One of the benefits of living in the great state of Delaware (or any of the surrounding states) is that you are never far from salt water, whether it be a bay or the ocean. Almost everyone is familiar with the famous “Delaware Beaches” that include Lewes, Rehoboth, Dewey, and Bethany BUT you don’t have to drive all the way down there to experience the beach! We have access to the Delaware Bay shoreline right here in Dover in many locations, but the best I’ve found so far is Pickering Beach. Just East of Dover and the air force base, it can be found off of scenic Route 9 just a few minutes outside of town. Although not necessarily a swimming beach in the sense that there is not a lot of open sand or amenities, it is an excellent beach for exploring and finding treasures. Personally, I think it would be fine for the little ones to splash around in during the warmer months when you visit, but I would recommend water shoes as there are lots of shells and rocks there.

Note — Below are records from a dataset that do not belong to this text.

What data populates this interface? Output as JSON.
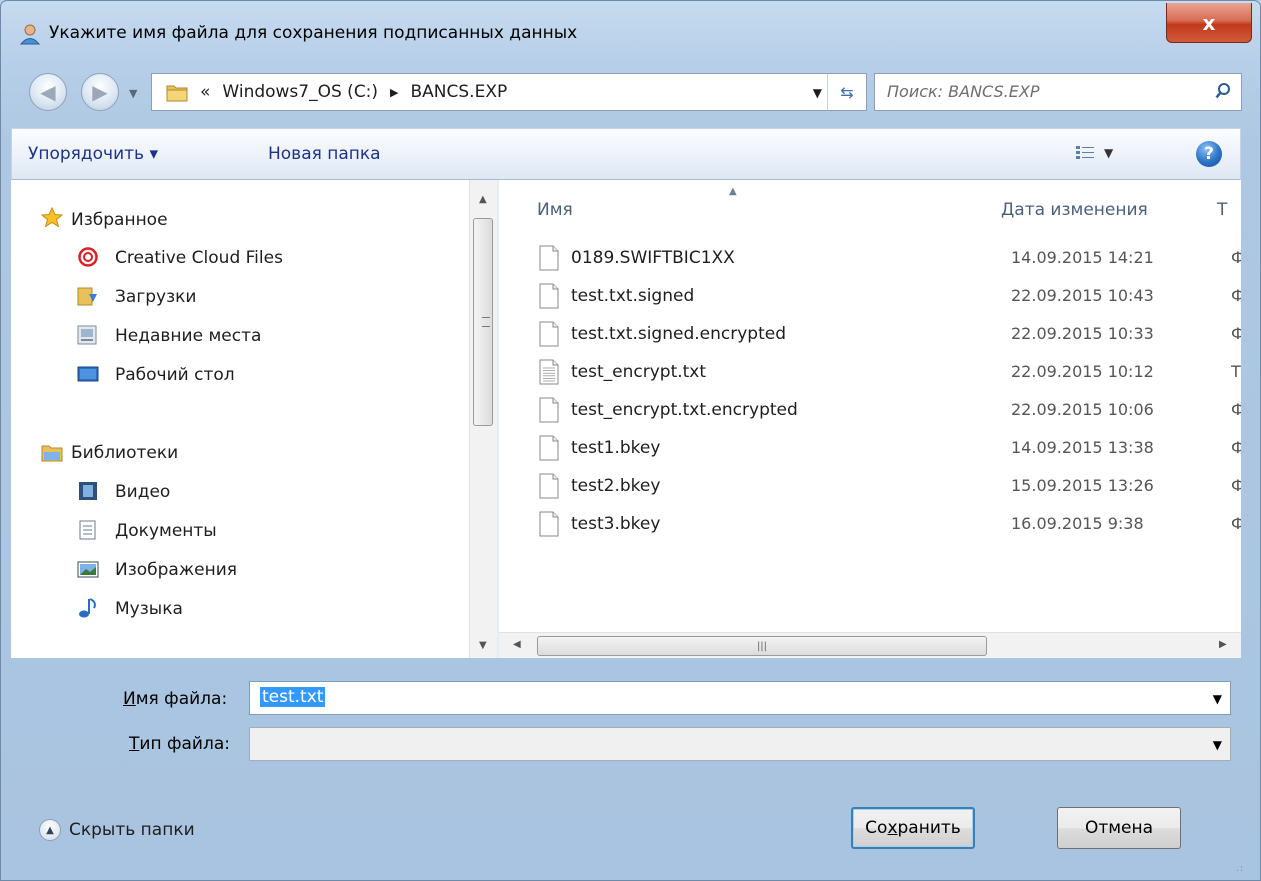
{
  "window": {
    "title": "Укажите имя файла для сохранения подписанных данных",
    "close_label": "x"
  },
  "address": {
    "overflow": "«",
    "crumbs": [
      "Windows7_OS (C:)",
      "BANCS.EXP"
    ]
  },
  "search": {
    "placeholder": "Поиск: BANCS.EXP"
  },
  "toolbar": {
    "organize": "Упорядочить ▾",
    "new_folder": "Новая папка"
  },
  "nav": {
    "favorites": "Избранное",
    "creative_cloud": "Creative Cloud Files",
    "downloads": "Загрузки",
    "recent": "Недавние места",
    "desktop": "Рабочий стол",
    "libraries": "Библиотеки",
    "video": "Видео",
    "documents": "Документы",
    "images": "Изображения",
    "music": "Музыка"
  },
  "columns": {
    "name": "Имя",
    "date": "Дата изменения",
    "type": "Т"
  },
  "files": [
    {
      "name": "0189.SWIFTBIC1XX",
      "date": "14.09.2015 14:21",
      "type": "Ф",
      "icon": "blank-file-icon"
    },
    {
      "name": "test.txt.signed",
      "date": "22.09.2015 10:43",
      "type": "Ф",
      "icon": "blank-file-icon"
    },
    {
      "name": "test.txt.signed.encrypted",
      "date": "22.09.2015 10:33",
      "type": "Ф",
      "icon": "blank-file-icon"
    },
    {
      "name": "test_encrypt.txt",
      "date": "22.09.2015 10:12",
      "type": "Т",
      "icon": "text-file-icon"
    },
    {
      "name": "test_encrypt.txt.encrypted",
      "date": "22.09.2015 10:06",
      "type": "Ф",
      "icon": "blank-file-icon"
    },
    {
      "name": "test1.bkey",
      "date": "14.09.2015 13:38",
      "type": "Ф",
      "icon": "blank-file-icon"
    },
    {
      "name": "test2.bkey",
      "date": "15.09.2015 13:26",
      "type": "Ф",
      "icon": "blank-file-icon"
    },
    {
      "name": "test3.bkey",
      "date": "16.09.2015 9:38",
      "type": "Ф",
      "icon": "blank-file-icon"
    }
  ],
  "form": {
    "filename_label_u": "И",
    "filename_label_rest": "мя файла:",
    "filename_value": "test.txt",
    "filetype_label_u": "Т",
    "filetype_label_rest": "ип файла:",
    "filetype_value": ""
  },
  "footer": {
    "hide_folders": "Скрыть папки",
    "save_pre": "Со",
    "save_u": "х",
    "save_post": "ранить",
    "cancel": "Отмена"
  },
  "colors": {
    "selection": "#3399ff",
    "link_text": "#1e3287",
    "close_button": "#c2391c"
  }
}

We visited on a blustery January day and it felt like a ghost town. There are about 20-30 homes along the beach, however quite a few of them are boarded up and appear to be abandoned. We felt as though we were the only ones there that day, which is the way I like it. Generally, the beach is the last place you may think to visit on a windy winter day, but we were itching to get out of the house and see something new, and this is one of those places that we routinely drive past but have never been to in all our years here living in the area.
A bucket is a MUST HAVE for this adventure because the sand is covered in beautiful rocks, egg casings, shells, driftwood, seaweed, crabs and more. So many neat things in one place! If you were really creative, you could plan a craft to do later at home using some of the shells you found at the beach. I wasn’t feeling super Pinterest-y that time, but will definitely plan something crafty for our treasures next time we go.
One of the things you will see quite a few of no matter what time of year you go are horseshoe crabs. This time of year, you usually find pieces of their shells BUT something very special happens in May and June (mark your calendars!) … THIS:
Horseshoe crabs come ashore in the thousands to spawn and it is quite the sight to behold. This is a SUPER cool educational opportunity and activity for kids both young and old. (Yes, I just rhymed!) What makes it special is that you are able to give your children a hands-on learning opportunity that most kids will never get to experience since this phenomenon only occurs in a handful of locations. Just like turtles, the crabs get flipped on to their backs and have no way to flip themselves back over. If left that way, they will die. Therefore, during spawning season, volunteers are needed to troll the beaches and turn the horseshoe crabs back over so they can be on their way. It’s a super simple thing to do and they only requirement is that you do not disturb the crabs that don’t need assistance. If you are kid-less, this could count as a super creative date idea for the adventuresome couple 🙂
Prior to going on your crab-flipping adventure, you can teach your kids (and yourself) about the importance of the horseshoe crab to our ecosystem and they can learn some of the things that make this creature so special and unique. Here are a few of my favorites:
- Horseshoe crabs have blue blood that is extracted for medicinal use, including cancer treatments.
- Their eggs are an important food source for migratory birds.
- They have been around for 450 million years (that’s 200 million MORE years than dinosaurs!!!) and have evolved very little in that time.
Keep an eye out in a few months for a report on our very own horseshoe crab flipping fun!
In addition to Pickering Beach, there are several other access points to the Delaware Bay near Dover from Route 9 including the Little Creek Wildlife Area and Port Mahon, however there are no beaches there. The wildlife area consists of forests and marshes used for hunting and Port Mahon is a point of access for boats with a (questionable) fishing pier. I would consider Port Mahon to be limited access because the road is not suitable for all vehicles, so unless you plan on boating or fishing then you can probably save your time and avoid driving back there unless your hubby likes to splash through the water during high tide like mine…
|Boys will be boys…
And remember, the beach isn’t just for Summer time. Bundle up and go now!